"Chicago!" shouted popular backup catcher David Ross.

The Cubs shook off back-to-back shutout losses earlier in this series by pounding the Dodgers for 23 runs to win the final three games.

And they were in no way overwhelmed by the moment on Saturday, putting aside previous frustration.

In 1945, the Billy Goat Curse supposedly began when a tavern owner wasn't allowed to bring his goat to Wrigley. In 2003, the Cubs lost the final three games of the NLCS to Florida, punctuated with a Game 6 defeat when fan Steve Bartman deflected a foul ball.

Even as recently as 2012, the Cubs lost 101 times.

This time, no such ill luck.

Bryant had an RBI single and scored in a two-run first. Dexter Fowler added two hits, drove in a run and scored one.

Contreras led off the fourth with a homer. Rizzo continued his resurgence with a solo drive in the fifth.

That was plenty for Hendricks, the major league ERA leader.

Hendricks left to a standing ovation after Josh Reddick singled with one out in the eighth. The only other hit Hendricks allowed was a single by Andrew Toles on the game's first pitch.

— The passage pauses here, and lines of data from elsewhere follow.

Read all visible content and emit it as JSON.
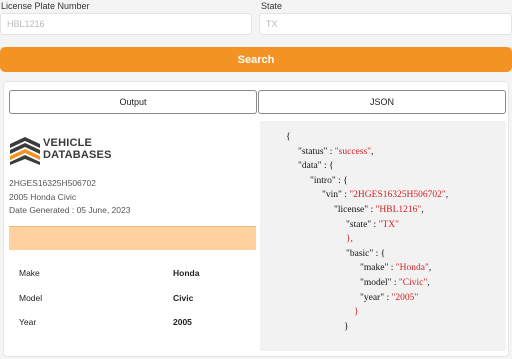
{
  "form": {
    "license_label": "License Plate Number",
    "license_placeholder": "HBL1216",
    "state_label": "State",
    "state_placeholder": "TX",
    "search_label": "Search"
  },
  "tabs": {
    "output": "Output",
    "json": "JSON"
  },
  "brand": {
    "line1": "VEHICLE",
    "line2": "DATABASES"
  },
  "summary": {
    "vin": "2HGES16325H506702",
    "vehicle": "2005 Honda Civic",
    "date_generated": "Date Generated : 05 June, 2023"
  },
  "specs": [
    {
      "label": "Make",
      "value": "Honda"
    },
    {
      "label": "Model",
      "value": "Civic"
    },
    {
      "label": "Year",
      "value": "2005"
    }
  ],
  "json_lines": [
    {
      "t": "{"
    },
    {
      "k": "\"status\"",
      "s": "\"success\"",
      "tail": ","
    },
    {
      "k": "\"data\"",
      "tail": " : {"
    },
    {
      "k": "\"intro\"",
      "tail": " : {"
    },
    {
      "k": "\"vin\"",
      "s": "\"2HGES16325H506702\"",
      "tail": ","
    },
    {
      "k": "\"license\"",
      "s": "\"HBL1216\"",
      "tail": ","
    },
    {
      "k": "\"state\"",
      "s": "\"TX\""
    },
    {
      "red": "},"
    },
    {
      "k": "\"basic\"",
      "tail": " : {"
    },
    {
      "k": "\"make\"",
      "s": "\"Honda\"",
      "tail": ","
    },
    {
      "k": "\"model\"",
      "s": "\"Civic\"",
      "tail": ","
    },
    {
      "k": "\"year\"",
      "s": "\"2005\""
    },
    {
      "red": "}"
    },
    {
      "t": "}"
    }
  ],
  "colors": {
    "accent": "#f39324",
    "highlight": "#fed19f",
    "json_string": "#d21f1f"
  }
}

Kershaw, dominant in Game 2 shutout, gave up five runs and seven hits before being lifted for a pinch hitter in the sixth. He fell to 4-7 in the postseason.

The Dodgers haven't been to the World Series since winning in 1988.

Pitching on five days' rest, the three-time NL Cy Young Award winner threw 30 pitches in the first. Fowler led off with a double, and Bryant's single had the crowd shaking the 102-year-old ballpark.

They had more to cheer when left fielder Andrew Toles dropped Rizzo's fly, putting runners on second and third, and Ben Zobrist made it 2-0 a sacrifice fly.

The Cubs added a run in the second when Addison Russell doubled to deep left and scored on a two-out single by Fowler.


Maddon benched slumping right fielder Jason Heyward in favor of Albert Almora Jr.

"Kershaw's pitching, so I wanted to get one more right-handed bat in the lineup, and also with Albert I don't feel like we're losing anything on defense," Maddon said. "I know Jason's a Gold Glover, but I think Albert, given an opportunity to play often enough would be considered a Gold Glove-caliber outfielder, too."

Heyward was 2 for 28 in the playoffs - 1 for 16 in the NLCS.


Kerry Wood, wearing a Ron Santo jersey, threw out the first pitch and actor Jim Belushi delivered the "Play Ball!" call before the game. Pearl Jam front man Eddie Vedder and actor John Cusack were also in attendance. And Bulls great Scottie Pippen led the seventh-inning stretch.